%%

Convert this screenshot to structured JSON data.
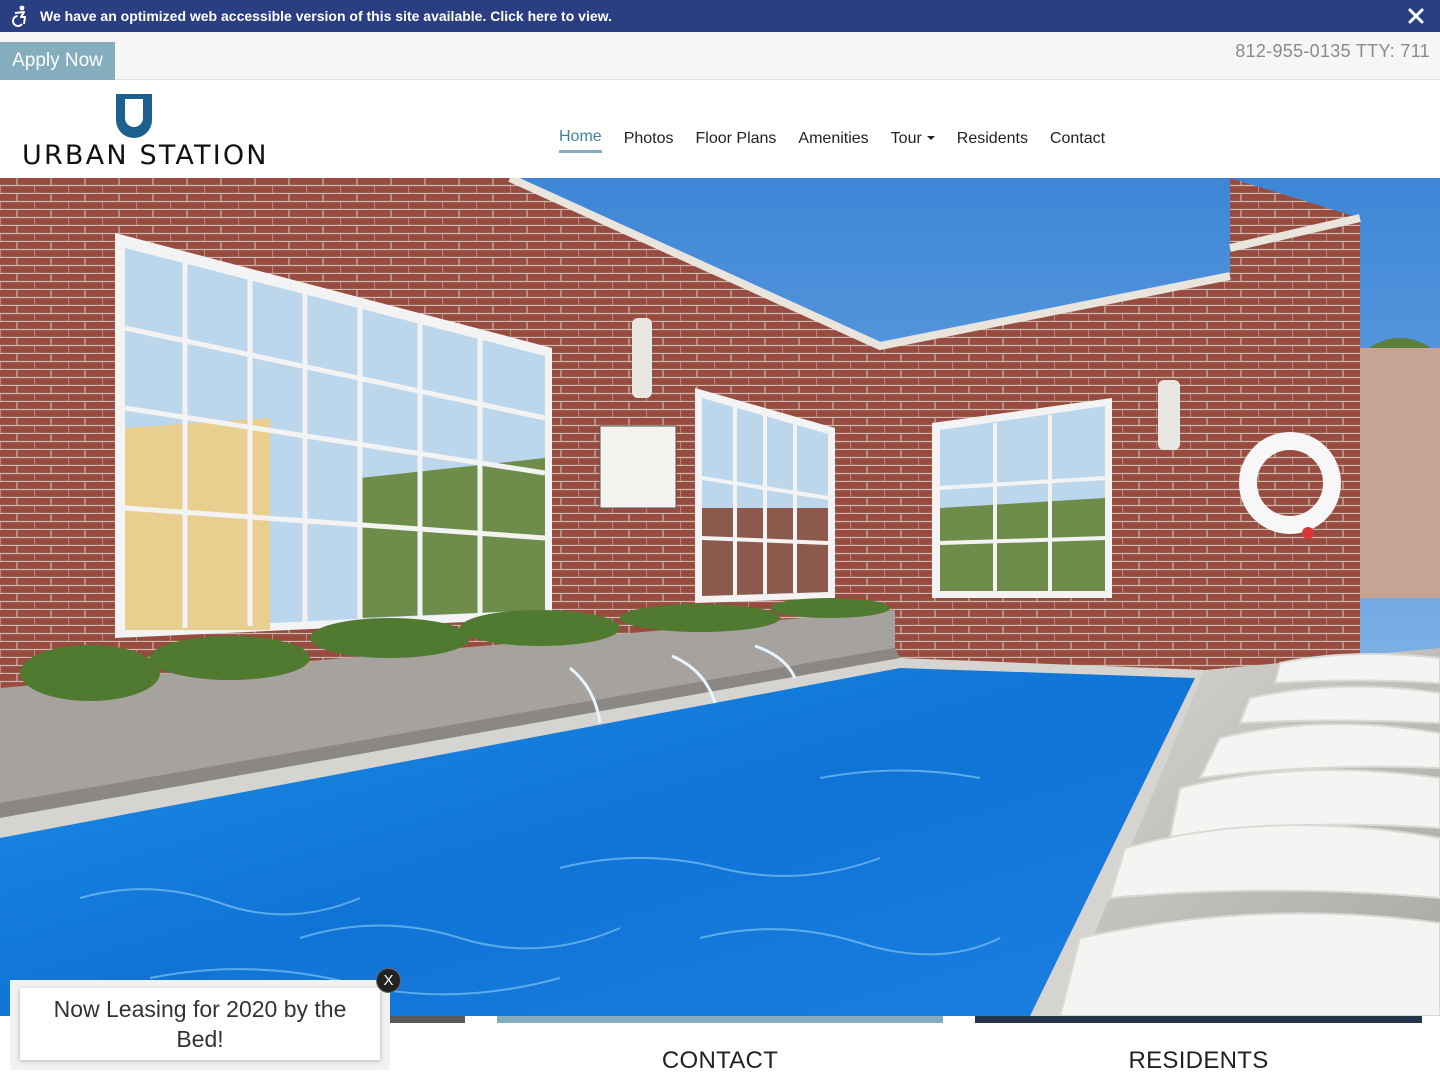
{
  "accessibility_bar": {
    "text": "We have an optimized web accessible version of this site available. Click here to view.",
    "icon": "accessibility-icon",
    "close_icon": "close-icon",
    "background": "#2a3f82"
  },
  "top_strip": {
    "apply_label": "Apply Now",
    "phone": "812-955-0135 TTY: 711",
    "apply_color": "#84adbd"
  },
  "logo": {
    "text": "URBAN STATION",
    "mark_icon": "u-shield-logo-icon",
    "mark_color": "#1d5f8f"
  },
  "nav": {
    "items": [
      {
        "label": "Home",
        "active": true
      },
      {
        "label": "Photos"
      },
      {
        "label": "Floor Plans"
      },
      {
        "label": "Amenities"
      },
      {
        "label": "Tour",
        "dropdown": true
      },
      {
        "label": "Residents"
      },
      {
        "label": "Contact"
      }
    ],
    "active_color": "#3d7fa6"
  },
  "bottom_tiles": [
    {
      "label": "",
      "color": "#5a5a5a"
    },
    {
      "label": "CONTACT",
      "color": "#84adbd"
    },
    {
      "label": "RESIDENTS",
      "color": "#26364a"
    }
  ],
  "popup": {
    "text": "Now Leasing for 2020 by the Bed!",
    "close_label": "X"
  }
}
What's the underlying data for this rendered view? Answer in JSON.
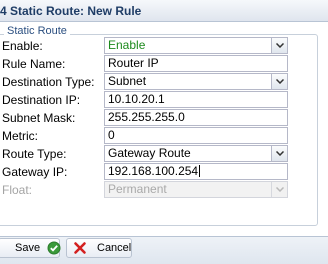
{
  "window": {
    "title": "4 Static Route: New Rule"
  },
  "form": {
    "legend": "Static Route",
    "fields": {
      "enable": {
        "label": "Enable:",
        "value": "Enable"
      },
      "rule_name": {
        "label": "Rule Name:",
        "value": "Router IP"
      },
      "destination_type": {
        "label": "Destination Type:",
        "value": "Subnet"
      },
      "destination_ip": {
        "label": "Destination IP:",
        "value": "10.10.20.1"
      },
      "subnet_mask": {
        "label": "Subnet Mask:",
        "value": "255.255.255.0"
      },
      "metric": {
        "label": "Metric:",
        "value": "0"
      },
      "route_type": {
        "label": "Route Type:",
        "value": "Gateway Route"
      },
      "gateway_ip": {
        "label": "Gateway IP:",
        "value": "192.168.100.254"
      },
      "float": {
        "label": "Float:",
        "value": "Permanent"
      }
    }
  },
  "footer": {
    "save_label": "Save",
    "cancel_label": "Cancel"
  },
  "colors": {
    "enable_value": "#1d8a1d",
    "title_text": "#1f3d66",
    "save_icon": "#3a9a3a",
    "cancel_icon": "#d32020"
  },
  "icons": {
    "save": "check-circle-icon",
    "cancel": "red-x-icon",
    "dropdown": "chevron-down-icon"
  }
}
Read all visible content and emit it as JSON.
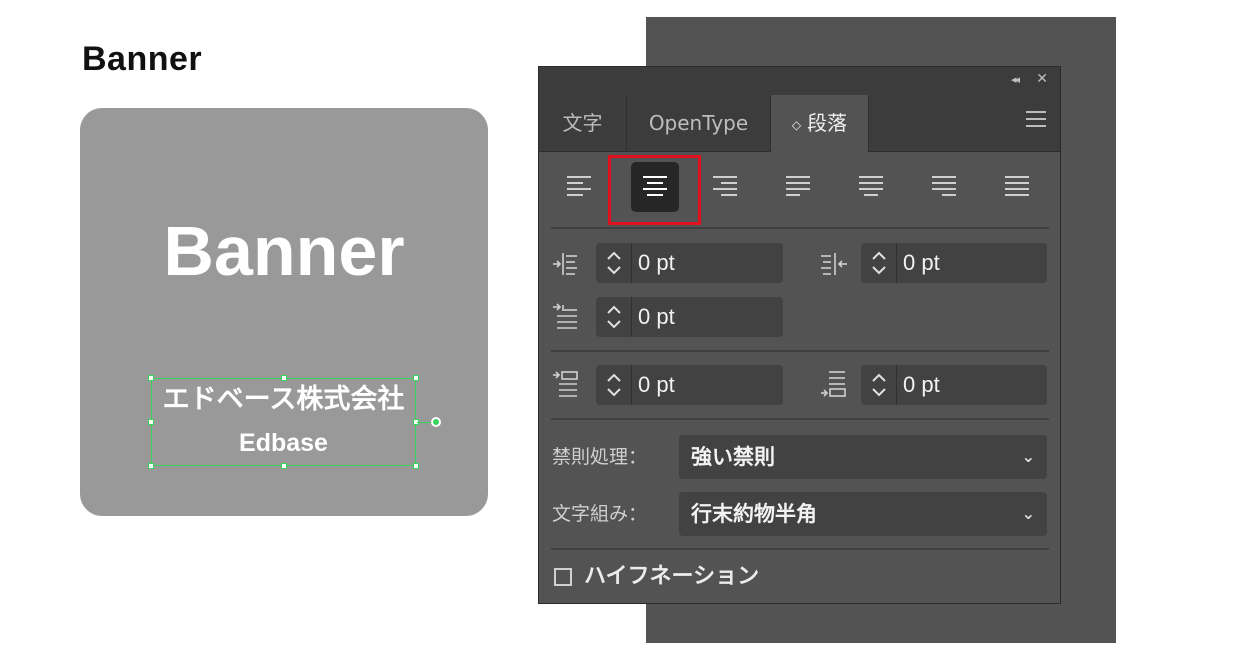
{
  "page": {
    "title": "Banner"
  },
  "banner": {
    "heading": "Banner",
    "company_jp": "エドベース株式会社",
    "company_en": "Edbase",
    "selection_color": "#37d35b"
  },
  "panel": {
    "tabs": [
      {
        "label": "文字",
        "active": false
      },
      {
        "label": "OpenType",
        "active": false
      },
      {
        "label": "段落",
        "active": true
      }
    ],
    "alignment": {
      "buttons": [
        "align-left",
        "align-center",
        "align-right",
        "justify-last-left",
        "justify-last-center",
        "justify-last-right",
        "justify-all"
      ],
      "selected": "align-center",
      "highlight_color": "#e0101e"
    },
    "indents": {
      "left_indent": "0 pt",
      "right_indent": "0 pt",
      "first_line_indent": "0 pt"
    },
    "spacing": {
      "space_before": "0 pt",
      "space_after": "0 pt"
    },
    "kinsoku": {
      "label": "禁則処理：",
      "value": "強い禁則"
    },
    "mojikumi": {
      "label": "文字組み：",
      "value": "行末約物半角"
    },
    "hyphenation": {
      "label": "ハイフネーション",
      "checked": false
    },
    "colors": {
      "panel_bg": "#535353",
      "field_bg": "#424242",
      "tab_bg": "#3c3c3c"
    }
  }
}
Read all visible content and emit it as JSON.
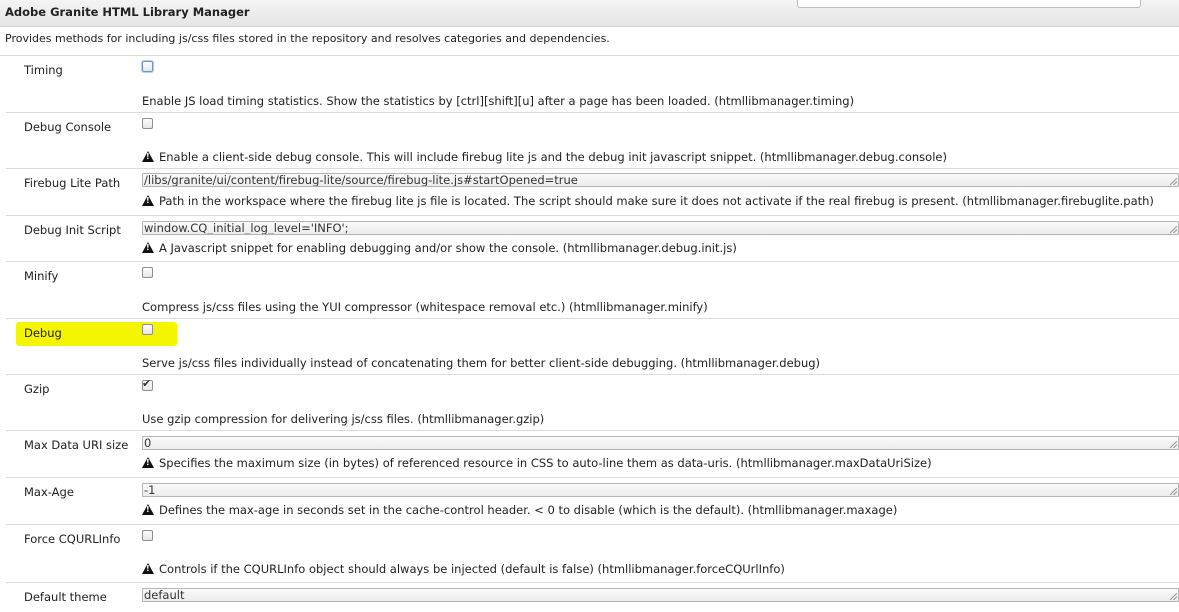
{
  "header": {
    "title": "Adobe Granite HTML Library Manager",
    "description": "Provides methods for including js/css files stored in the repository and resolves categories and dependencies."
  },
  "rows": [
    {
      "label": "Timing",
      "type": "checkbox",
      "checked": false,
      "help": "Enable JS load timing statistics. Show the statistics by [ctrl][shift][u] after a page has been loaded. (htmllibmanager.timing)",
      "warning": false
    },
    {
      "label": "Debug Console",
      "type": "checkbox",
      "checked": false,
      "help": "Enable a client-side debug console. This will include firebug lite js and the debug init javascript snippet. (htmllibmanager.debug.console)",
      "warning": true
    },
    {
      "label": "Firebug Lite Path",
      "type": "text",
      "value": "/libs/granite/ui/content/firebug-lite/source/firebug-lite.js#startOpened=true",
      "help": "Path in the workspace where the firebug lite js file is located. The script should make sure it does not activate if the real firebug is present. (htmllibmanager.firebuglite.path)",
      "warning": true
    },
    {
      "label": "Debug Init Script",
      "type": "text",
      "value": "window.CQ_initial_log_level='INFO';",
      "help": "A Javascript snippet for enabling debugging and/or show the console. (htmllibmanager.debug.init.js)",
      "warning": true
    },
    {
      "label": "Minify",
      "type": "checkbox",
      "checked": false,
      "help": "Compress js/css files using the YUI compressor (whitespace removal etc.) (htmllibmanager.minify)",
      "warning": false
    },
    {
      "label": "Debug",
      "type": "checkbox",
      "checked": false,
      "help": "Serve js/css files individually instead of concatenating them for better client-side debugging. (htmllibmanager.debug)",
      "warning": false,
      "highlight_color": "#f5f500"
    },
    {
      "label": "Gzip",
      "type": "checkbox",
      "checked": true,
      "help": "Use gzip compression for delivering js/css files. (htmllibmanager.gzip)",
      "warning": false
    },
    {
      "label": "Max Data URI size",
      "type": "text",
      "value": "0",
      "help": "Specifies the maximum size (in bytes) of referenced resource in CSS to auto-line them as data-uris. (htmllibmanager.maxDataUriSize)",
      "warning": true
    },
    {
      "label": "Max-Age",
      "type": "text",
      "value": "-1",
      "help": "Defines the max-age in seconds set in the cache-control header. < 0 to disable (which is the default). (htmllibmanager.maxage)",
      "warning": true
    },
    {
      "label": "Force CQURLInfo",
      "type": "checkbox",
      "checked": false,
      "help": "Controls if the CQURLInfo object should always be injected (default is false) (htmllibmanager.forceCQUrlInfo)",
      "warning": true
    },
    {
      "label": "Default theme",
      "type": "text",
      "value": "default",
      "help": "",
      "warning": false
    }
  ]
}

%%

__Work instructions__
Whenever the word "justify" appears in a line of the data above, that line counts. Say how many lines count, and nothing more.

__Task result__
4